**Problem statement**
Print all the entries exactly.

**Provided data**
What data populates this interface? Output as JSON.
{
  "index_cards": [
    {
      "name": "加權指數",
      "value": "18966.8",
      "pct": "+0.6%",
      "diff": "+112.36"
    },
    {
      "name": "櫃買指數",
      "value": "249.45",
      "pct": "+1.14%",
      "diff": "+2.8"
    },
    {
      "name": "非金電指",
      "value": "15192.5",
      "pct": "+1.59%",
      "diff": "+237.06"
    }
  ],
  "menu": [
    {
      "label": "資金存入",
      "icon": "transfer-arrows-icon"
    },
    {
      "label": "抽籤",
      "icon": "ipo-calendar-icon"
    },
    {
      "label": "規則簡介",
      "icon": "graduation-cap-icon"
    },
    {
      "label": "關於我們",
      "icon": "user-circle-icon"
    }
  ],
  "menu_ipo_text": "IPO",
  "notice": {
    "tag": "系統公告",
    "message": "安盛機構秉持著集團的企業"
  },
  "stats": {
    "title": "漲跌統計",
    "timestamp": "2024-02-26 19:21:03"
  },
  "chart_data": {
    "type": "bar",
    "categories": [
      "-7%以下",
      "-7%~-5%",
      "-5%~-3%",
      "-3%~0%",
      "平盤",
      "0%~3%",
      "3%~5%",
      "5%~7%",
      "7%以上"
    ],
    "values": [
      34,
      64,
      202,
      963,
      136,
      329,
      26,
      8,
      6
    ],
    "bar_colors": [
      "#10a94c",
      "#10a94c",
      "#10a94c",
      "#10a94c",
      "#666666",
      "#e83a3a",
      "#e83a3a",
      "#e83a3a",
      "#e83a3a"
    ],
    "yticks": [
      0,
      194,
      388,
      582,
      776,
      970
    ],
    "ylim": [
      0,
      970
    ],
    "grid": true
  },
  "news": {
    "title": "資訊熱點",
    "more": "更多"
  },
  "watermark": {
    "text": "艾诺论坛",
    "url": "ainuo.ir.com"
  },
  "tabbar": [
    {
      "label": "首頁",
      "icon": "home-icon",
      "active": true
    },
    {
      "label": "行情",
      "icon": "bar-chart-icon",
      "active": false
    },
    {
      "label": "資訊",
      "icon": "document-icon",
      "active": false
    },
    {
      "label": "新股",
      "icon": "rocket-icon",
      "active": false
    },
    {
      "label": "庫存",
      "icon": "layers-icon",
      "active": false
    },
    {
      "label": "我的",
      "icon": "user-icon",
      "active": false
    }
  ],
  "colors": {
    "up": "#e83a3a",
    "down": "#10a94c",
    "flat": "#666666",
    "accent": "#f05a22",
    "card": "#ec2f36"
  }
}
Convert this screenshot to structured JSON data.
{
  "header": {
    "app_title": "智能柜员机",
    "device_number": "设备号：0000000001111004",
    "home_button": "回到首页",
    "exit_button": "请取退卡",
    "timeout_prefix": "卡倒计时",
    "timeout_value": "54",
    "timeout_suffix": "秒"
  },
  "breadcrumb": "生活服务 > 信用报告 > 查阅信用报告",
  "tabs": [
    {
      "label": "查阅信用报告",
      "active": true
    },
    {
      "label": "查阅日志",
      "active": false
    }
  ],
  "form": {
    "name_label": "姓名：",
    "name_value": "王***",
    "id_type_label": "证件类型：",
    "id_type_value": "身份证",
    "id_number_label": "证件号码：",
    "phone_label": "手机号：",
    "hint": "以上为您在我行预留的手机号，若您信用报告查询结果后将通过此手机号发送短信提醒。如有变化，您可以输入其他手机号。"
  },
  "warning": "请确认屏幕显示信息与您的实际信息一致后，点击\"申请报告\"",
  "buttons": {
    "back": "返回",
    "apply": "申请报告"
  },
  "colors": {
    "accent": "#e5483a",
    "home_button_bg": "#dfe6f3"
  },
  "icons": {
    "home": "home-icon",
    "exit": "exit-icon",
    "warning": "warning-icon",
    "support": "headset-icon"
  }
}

**Task answer**
What data populates this interface? Output as JSON.
{
  "index_cards": [
    {
      "name": "加權指數",
      "value": "18966.8",
      "pct": "+0.6%",
      "diff": "+112.36"
    },
    {
      "name": "櫃買指數",
      "value": "249.45",
      "pct": "+1.14%",
      "diff": "+2.8"
    },
    {
      "name": "非金電指",
      "value": "15192.5",
      "pct": "+1.59%",
      "diff": "+237.06"
    }
  ],
  "menu": [
    {
      "label": "資金存入",
      "icon": "transfer-arrows-icon"
    },
    {
      "label": "抽籤",
      "icon": "ipo-calendar-icon"
    },
    {
      "label": "規則簡介",
      "icon": "graduation-cap-icon"
    },
    {
      "label": "關於我們",
      "icon": "user-circle-icon"
    }
  ],
  "menu_ipo_text": "IPO",
  "notice": {
    "tag": "系統公告",
    "message": "安盛機構秉持著集團的企業"
  },
  "stats": {
    "title": "漲跌統計",
    "timestamp": "2024-02-26 19:21:03"
  },
  "chart_data": {
    "type": "bar",
    "categories": [
      "-7%以下",
      "-7%~-5%",
      "-5%~-3%",
      "-3%~0%",
      "平盤",
      "0%~3%",
      "3%~5%",
      "5%~7%",
      "7%以上"
    ],
    "values": [
      34,
      64,
      202,
      963,
      136,
      329,
      26,
      8,
      6
    ],
    "bar_colors": [
      "#10a94c",
      "#10a94c",
      "#10a94c",
      "#10a94c",
      "#666666",
      "#e83a3a",
      "#e83a3a",
      "#e83a3a",
      "#e83a3a"
    ],
    "yticks": [
      0,
      194,
      388,
      582,
      776,
      970
    ],
    "ylim": [
      0,
      970
    ],
    "grid": true
  },
  "news": {
    "title": "資訊熱點",
    "more": "更多"
  },
  "watermark": {
    "text": "艾诺论坛",
    "url": "ainuo.ir.com"
  },
  "tabbar": [
    {
      "label": "首頁",
      "icon": "home-icon",
      "active": true
    },
    {
      "label": "行情",
      "icon": "bar-chart-icon",
      "active": false
    },
    {
      "label": "資訊",
      "icon": "document-icon",
      "active": false
    },
    {
      "label": "新股",
      "icon": "rocket-icon",
      "active": false
    },
    {
      "label": "庫存",
      "icon": "layers-icon",
      "active": false
    },
    {
      "label": "我的",
      "icon": "user-icon",
      "active": false
    }
  ],
  "colors": {
    "up": "#e83a3a",
    "down": "#10a94c",
    "flat": "#666666",
    "accent": "#f05a22",
    "card": "#ec2f36"
  }
}
Convert this screenshot to structured JSON data.
{
  "header": {
    "app_title": "智能柜员机",
    "device_number": "设备号：0000000001111004",
    "home_button": "回到首页",
    "exit_button": "请取退卡",
    "timeout_prefix": "卡倒计时",
    "timeout_value": "54",
    "timeout_suffix": "秒"
  },
  "breadcrumb": "生活服务 > 信用报告 > 查阅信用报告",
  "tabs": [
    {
      "label": "查阅信用报告",
      "active": true
    },
    {
      "label": "查阅日志",
      "active": false
    }
  ],
  "form": {
    "name_label": "姓名：",
    "name_value": "王***",
    "id_type_label": "证件类型：",
    "id_type_value": "身份证",
    "id_number_label": "证件号码：",
    "phone_label": "手机号：",
    "hint": "以上为您在我行预留的手机号，若您信用报告查询结果后将通过此手机号发送短信提醒。如有变化，您可以输入其他手机号。"
  },
  "warning": "请确认屏幕显示信息与您的实际信息一致后，点击\"申请报告\"",
  "buttons": {
    "back": "返回",
    "apply": "申请报告"
  },
  "colors": {
    "accent": "#e5483a",
    "home_button_bg": "#dfe6f3"
  },
  "icons": {
    "home": "home-icon",
    "exit": "exit-icon",
    "warning": "warning-icon",
    "support": "headset-icon"
  }
}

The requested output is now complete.